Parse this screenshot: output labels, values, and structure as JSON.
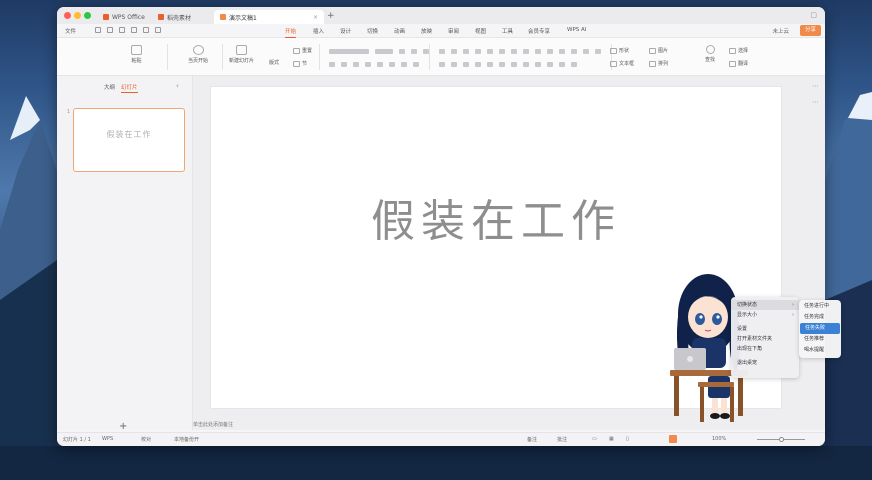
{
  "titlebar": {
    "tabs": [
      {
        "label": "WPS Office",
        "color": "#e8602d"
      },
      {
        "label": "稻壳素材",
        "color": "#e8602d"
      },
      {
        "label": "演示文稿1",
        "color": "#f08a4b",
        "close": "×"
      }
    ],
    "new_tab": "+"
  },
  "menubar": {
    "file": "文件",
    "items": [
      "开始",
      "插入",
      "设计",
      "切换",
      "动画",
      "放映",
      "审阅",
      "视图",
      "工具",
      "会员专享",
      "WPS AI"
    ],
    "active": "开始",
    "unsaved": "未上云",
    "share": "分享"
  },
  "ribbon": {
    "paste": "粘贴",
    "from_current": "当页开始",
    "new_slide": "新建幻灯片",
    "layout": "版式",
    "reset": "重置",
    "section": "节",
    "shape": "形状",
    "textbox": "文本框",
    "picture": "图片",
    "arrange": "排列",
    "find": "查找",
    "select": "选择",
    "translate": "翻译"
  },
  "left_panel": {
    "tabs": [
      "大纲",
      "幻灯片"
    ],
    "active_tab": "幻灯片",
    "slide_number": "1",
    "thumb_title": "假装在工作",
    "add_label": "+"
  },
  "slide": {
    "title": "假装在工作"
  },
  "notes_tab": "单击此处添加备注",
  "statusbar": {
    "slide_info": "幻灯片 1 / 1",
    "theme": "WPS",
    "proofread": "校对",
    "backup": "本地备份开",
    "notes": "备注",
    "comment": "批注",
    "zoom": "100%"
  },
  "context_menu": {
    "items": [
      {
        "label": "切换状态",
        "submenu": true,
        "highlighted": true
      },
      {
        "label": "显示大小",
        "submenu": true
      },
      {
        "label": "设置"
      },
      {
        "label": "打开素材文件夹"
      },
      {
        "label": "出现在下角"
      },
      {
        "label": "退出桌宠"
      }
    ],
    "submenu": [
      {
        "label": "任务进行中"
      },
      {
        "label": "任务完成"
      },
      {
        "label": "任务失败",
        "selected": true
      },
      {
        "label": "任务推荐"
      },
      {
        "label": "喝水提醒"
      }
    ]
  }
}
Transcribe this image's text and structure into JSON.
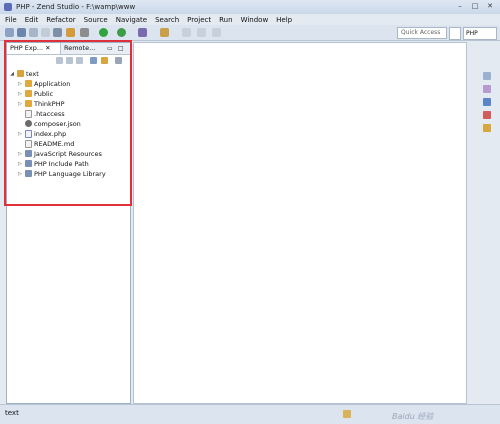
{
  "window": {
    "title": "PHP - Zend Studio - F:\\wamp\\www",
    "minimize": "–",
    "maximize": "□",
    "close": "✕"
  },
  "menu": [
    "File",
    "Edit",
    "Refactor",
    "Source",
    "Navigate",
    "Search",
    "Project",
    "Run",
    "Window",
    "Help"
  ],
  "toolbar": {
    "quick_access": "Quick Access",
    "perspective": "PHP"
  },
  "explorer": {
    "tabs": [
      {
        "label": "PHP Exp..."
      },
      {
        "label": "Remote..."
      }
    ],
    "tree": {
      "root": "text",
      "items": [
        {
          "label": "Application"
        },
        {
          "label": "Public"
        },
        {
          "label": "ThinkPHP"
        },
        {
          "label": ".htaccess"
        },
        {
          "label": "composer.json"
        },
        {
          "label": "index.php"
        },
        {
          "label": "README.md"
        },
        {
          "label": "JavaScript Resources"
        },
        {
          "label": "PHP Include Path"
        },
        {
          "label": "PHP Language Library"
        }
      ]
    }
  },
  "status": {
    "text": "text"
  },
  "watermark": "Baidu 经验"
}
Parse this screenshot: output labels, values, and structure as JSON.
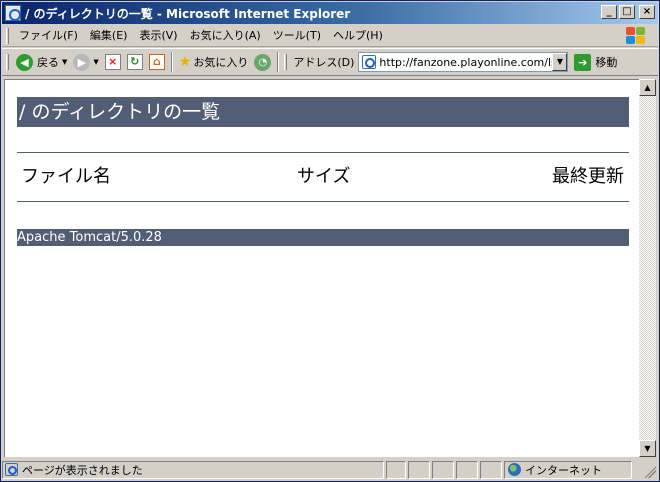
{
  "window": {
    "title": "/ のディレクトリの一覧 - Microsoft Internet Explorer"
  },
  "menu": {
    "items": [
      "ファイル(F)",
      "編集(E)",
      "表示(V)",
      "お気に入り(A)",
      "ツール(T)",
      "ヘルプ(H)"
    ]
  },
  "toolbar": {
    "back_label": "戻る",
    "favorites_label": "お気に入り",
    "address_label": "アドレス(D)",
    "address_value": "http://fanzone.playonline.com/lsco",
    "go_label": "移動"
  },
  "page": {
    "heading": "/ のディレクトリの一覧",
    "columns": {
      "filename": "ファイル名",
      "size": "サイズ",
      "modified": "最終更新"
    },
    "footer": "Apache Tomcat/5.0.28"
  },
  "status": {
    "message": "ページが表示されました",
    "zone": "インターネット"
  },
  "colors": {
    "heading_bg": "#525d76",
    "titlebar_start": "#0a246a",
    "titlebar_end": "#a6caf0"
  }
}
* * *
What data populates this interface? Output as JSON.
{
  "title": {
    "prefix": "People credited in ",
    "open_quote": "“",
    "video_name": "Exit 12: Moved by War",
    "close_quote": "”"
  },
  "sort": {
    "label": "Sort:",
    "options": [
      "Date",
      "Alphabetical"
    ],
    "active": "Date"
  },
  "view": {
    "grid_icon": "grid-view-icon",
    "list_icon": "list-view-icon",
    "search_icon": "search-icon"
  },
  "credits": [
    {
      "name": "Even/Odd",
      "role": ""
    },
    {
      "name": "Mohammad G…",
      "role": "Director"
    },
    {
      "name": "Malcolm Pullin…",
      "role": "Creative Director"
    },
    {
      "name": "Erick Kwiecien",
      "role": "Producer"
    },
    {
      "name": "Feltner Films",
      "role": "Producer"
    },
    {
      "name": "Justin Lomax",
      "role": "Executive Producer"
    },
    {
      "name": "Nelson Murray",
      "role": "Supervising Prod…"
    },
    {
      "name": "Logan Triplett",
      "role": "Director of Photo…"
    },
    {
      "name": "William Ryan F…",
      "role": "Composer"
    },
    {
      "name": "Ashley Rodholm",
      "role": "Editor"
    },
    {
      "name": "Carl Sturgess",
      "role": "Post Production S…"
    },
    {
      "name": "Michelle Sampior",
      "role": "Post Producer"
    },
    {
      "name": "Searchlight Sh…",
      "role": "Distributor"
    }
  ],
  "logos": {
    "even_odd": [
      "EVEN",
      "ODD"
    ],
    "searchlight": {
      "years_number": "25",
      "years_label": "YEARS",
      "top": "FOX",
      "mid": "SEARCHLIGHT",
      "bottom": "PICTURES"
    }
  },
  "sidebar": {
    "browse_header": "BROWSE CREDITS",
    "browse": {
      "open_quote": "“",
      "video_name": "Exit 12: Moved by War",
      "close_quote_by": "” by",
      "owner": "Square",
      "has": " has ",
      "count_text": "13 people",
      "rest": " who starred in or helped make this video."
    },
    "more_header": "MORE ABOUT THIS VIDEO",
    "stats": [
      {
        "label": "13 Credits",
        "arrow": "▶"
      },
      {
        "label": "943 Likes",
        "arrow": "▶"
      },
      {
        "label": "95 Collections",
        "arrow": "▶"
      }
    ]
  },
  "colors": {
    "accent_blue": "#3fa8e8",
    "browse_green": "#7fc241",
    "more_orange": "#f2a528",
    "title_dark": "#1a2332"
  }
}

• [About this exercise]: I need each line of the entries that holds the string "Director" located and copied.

• [Answer for the task]:
      "role": "Director"
      "role": "Creative Director"
      "role": "Director of Photo…"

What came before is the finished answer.